    A common rival hypothesis is that the candle industry petitioned for the extra candle to increase profit margins during a wax recession in the middle ages.

    However, there is a rival hypothesis to this rival hypothesis. It's true, the candle industry took advantage, but they didn't create the situation. When the first Hannuka was approaching, the orders for the harmonickias was delayed.

    They were supposed to have eight candles, one for each day. But when they arrived, they had nine. Since there was not enough time to return them to the factory, the rabbis had to make a fast decision: add a day to Hanuka, and have to buy more presents, or say the extra candle is to light the others, and stop burning fingers on matches every night.

    It was a close vote.

    Origin of the dreidel

    By now, most of you know that the story of a dreidel being created as a toy to fool soldiers while we were plotting or studying is not true. Sure, it sounded good, but the truth is a bit more practical. The dreidel was invented to help us clean the wax out of our chanukiahs every night.

    Studies show that 100 percent of the mothers of unsyndicated Judaic columnists have used dreidels for this more practical, less devious, reason for years. This conclusive evidence inspired a well-funded multi-year research mission into the farthest-reaching hiding places for hannukah presents to discover the true origin of the dreidel.
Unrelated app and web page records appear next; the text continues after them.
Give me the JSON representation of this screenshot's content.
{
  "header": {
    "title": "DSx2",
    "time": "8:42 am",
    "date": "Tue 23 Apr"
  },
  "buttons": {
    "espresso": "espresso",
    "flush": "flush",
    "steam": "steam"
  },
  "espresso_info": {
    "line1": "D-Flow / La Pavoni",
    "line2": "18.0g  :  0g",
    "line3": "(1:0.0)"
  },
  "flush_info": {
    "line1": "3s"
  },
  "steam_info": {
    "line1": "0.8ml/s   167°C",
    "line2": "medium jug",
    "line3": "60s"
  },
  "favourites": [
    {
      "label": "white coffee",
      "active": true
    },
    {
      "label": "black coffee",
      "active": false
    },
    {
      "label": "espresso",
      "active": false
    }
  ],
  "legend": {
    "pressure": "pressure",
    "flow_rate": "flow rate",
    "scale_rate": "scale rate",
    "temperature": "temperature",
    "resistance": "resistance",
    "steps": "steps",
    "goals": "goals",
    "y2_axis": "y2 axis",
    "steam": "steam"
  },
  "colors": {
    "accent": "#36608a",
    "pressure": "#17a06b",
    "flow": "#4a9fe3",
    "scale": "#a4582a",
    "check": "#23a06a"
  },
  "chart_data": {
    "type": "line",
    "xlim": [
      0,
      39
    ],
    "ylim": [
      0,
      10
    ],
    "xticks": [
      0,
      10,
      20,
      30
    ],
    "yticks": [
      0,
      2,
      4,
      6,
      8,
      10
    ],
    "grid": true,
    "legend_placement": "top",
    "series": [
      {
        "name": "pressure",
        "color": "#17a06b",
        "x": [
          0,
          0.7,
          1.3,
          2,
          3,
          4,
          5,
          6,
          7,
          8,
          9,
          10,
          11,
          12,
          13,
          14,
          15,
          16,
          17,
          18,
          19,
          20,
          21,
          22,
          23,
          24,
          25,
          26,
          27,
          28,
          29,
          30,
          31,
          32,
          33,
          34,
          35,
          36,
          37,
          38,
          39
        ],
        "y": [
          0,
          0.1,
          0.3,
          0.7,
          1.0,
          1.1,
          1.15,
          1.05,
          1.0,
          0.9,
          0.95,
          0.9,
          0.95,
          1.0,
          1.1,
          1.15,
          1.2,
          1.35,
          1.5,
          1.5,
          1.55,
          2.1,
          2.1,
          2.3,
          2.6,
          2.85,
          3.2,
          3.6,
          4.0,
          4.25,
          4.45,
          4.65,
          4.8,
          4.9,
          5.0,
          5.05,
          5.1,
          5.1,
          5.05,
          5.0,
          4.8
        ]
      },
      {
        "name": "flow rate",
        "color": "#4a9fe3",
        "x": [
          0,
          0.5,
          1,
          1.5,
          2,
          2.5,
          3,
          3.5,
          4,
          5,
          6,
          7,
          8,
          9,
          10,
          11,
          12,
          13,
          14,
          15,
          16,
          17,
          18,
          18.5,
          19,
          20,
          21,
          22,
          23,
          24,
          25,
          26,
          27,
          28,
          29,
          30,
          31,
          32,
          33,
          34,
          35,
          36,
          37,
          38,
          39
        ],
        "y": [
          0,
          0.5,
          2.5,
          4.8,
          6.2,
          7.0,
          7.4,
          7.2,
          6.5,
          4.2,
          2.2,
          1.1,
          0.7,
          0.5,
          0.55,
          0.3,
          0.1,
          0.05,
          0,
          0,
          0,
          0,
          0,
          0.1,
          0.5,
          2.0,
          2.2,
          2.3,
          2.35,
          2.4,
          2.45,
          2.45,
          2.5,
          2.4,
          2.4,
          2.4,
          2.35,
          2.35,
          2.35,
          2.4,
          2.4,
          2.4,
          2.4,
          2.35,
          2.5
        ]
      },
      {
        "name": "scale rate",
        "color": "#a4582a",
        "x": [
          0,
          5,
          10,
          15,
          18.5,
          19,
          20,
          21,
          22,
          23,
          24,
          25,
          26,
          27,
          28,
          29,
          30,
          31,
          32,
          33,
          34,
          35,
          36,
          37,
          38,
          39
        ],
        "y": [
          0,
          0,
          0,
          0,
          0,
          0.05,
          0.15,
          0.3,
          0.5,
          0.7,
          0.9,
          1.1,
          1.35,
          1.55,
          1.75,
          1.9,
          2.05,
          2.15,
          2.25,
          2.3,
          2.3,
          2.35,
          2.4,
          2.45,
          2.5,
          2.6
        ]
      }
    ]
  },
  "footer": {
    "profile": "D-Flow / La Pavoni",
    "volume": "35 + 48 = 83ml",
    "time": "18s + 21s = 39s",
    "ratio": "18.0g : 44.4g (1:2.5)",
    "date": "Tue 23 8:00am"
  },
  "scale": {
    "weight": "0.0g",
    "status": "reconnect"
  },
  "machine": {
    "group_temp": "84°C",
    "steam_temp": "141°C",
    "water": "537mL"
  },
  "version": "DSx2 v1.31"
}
When no corroborating evidence was found, it was decided the story sounded good enough on its own merit.

    Hannukah and wax build-up

    Pull the Q-tip out of your harmonikia. You no longer need to wrestle with a nightly build-up of wax in the candle holders. Dripless candles exist. In a multitude of amazing technicolors. Matching dreamcoats are available via special order.

    As for dealing with any nightly wax build-up in your ears this Hannukah, you're on your own. The dripless candles won't help you. I don't suggest trying it.

    Good hiding places for Channuka presents

    There are none. We'll always find them.

    Doug Brook is a technical writer in Silicon Valley who singlehandedly persuaded the White House staff to not light a menorah under their Christmas tree this year. But I said a chanukiah would be fine.

    Copyright Doug Brook. All rights reserved.